Uvularia grandiflora (Great Merrybells, Bellwort)
I found this at Dancing Oaks Nursery because I was charmed by its nodding, yellow bell-shaped flowers. It’s native to the Eastern US and Canada; according to the USDA, it’s endangered in Connecticut and New Hampshire, perhaps because the deer find it tasty. The arching stems reach 12-24 inches tall and the flowers on my plant are almost two inches in length. Prefers shade to part-shade. I can’t wait to have this grow into a larger clump!
Erysimum capitatum (Western Wallflower)
Native to the western US, this tangerine-colored, short-lived perennial is supposed to attract butterflies. I sure hope so! I found it at Doak Creek Native Plant Nursery, a native nursery tucked in the hills southwest of Eugene.
Lamium orvala (Giant Dead Nettle)
This Lamium was recommended to me by Maurice Horn at Joy Creek Nursery (he assured me it was well-behaved and wouldn’t take over my garden like other Lamium are prone to do). A native of Europe, its hooded orchid-like flowers appear in whorls. It offers wide leaves and grows 26-30 inches high and 30 inches wide. Plant it in part shade.
Berberis thunbergii ‘Orange Rocket’
A new introduction that may be hard to find in the garden centers for a few years, but certainly worth asking about. ‘Orange Rocket’ is an upright, columnar form of Barberry.
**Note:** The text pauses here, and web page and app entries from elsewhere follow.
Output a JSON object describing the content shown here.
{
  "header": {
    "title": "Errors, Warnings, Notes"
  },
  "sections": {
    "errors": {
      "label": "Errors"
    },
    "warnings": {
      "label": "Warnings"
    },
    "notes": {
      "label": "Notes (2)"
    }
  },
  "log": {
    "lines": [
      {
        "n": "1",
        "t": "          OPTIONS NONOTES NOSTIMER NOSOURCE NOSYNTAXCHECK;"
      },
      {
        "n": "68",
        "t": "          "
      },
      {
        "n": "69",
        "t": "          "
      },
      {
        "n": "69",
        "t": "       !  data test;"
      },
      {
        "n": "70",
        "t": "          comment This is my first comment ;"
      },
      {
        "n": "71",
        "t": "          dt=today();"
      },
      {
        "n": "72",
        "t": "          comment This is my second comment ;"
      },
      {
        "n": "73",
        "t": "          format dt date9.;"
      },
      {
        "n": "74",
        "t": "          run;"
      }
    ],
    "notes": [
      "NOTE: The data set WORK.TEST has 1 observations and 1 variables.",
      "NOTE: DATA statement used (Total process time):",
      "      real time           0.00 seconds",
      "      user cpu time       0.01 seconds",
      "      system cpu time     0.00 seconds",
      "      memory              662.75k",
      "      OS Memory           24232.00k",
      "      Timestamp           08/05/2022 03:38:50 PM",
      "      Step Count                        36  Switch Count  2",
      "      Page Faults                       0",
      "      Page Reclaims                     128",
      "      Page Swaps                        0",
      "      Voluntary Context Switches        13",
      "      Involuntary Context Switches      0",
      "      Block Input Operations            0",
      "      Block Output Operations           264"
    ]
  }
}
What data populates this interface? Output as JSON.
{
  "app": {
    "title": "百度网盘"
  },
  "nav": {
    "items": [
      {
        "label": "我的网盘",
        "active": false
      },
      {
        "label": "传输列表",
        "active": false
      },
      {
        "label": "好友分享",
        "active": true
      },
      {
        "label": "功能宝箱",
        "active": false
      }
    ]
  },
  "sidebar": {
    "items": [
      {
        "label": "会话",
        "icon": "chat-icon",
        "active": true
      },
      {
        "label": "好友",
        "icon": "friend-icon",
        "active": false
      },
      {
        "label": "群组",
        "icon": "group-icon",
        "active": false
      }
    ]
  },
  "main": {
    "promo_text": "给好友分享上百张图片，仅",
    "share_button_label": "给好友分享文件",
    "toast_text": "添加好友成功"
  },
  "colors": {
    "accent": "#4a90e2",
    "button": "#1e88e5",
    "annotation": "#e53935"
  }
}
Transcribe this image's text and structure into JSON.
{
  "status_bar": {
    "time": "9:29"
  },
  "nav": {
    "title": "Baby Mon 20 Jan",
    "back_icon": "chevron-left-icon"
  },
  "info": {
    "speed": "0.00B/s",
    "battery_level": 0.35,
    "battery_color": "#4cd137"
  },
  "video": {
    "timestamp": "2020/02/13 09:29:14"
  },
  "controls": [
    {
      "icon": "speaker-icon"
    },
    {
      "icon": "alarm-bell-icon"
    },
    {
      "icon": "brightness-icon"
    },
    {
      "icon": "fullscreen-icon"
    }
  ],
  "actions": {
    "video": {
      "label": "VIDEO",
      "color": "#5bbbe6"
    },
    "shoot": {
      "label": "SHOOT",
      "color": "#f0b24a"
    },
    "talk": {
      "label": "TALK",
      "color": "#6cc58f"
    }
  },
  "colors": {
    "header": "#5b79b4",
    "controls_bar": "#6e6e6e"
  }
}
As you can see from the photo its new spring foliage is a vibrant coral-orange that ages to mid-green then offers bright orange-red fall color. Foliage colors best when grown in full sun. Deciduous and modest in size, it grows 36-48 inches tall and only 12-16 wide.
Viola glabella (Pioneer Violet)
I have been adding more natives to my garden, starting with those that are host plants for butterflies. The Great Spangled Fritillary Butterfly (don’t you LOVE that name!) lays its eggs on the Pioneer Violet; the caterpillars eats its leaves to survive. This lovely yellow violet is now a bright spot in my shady woodland garden. This is one violet I’d be delighted to have spread as much as it wants!
Share what you consider to be spring stars with us.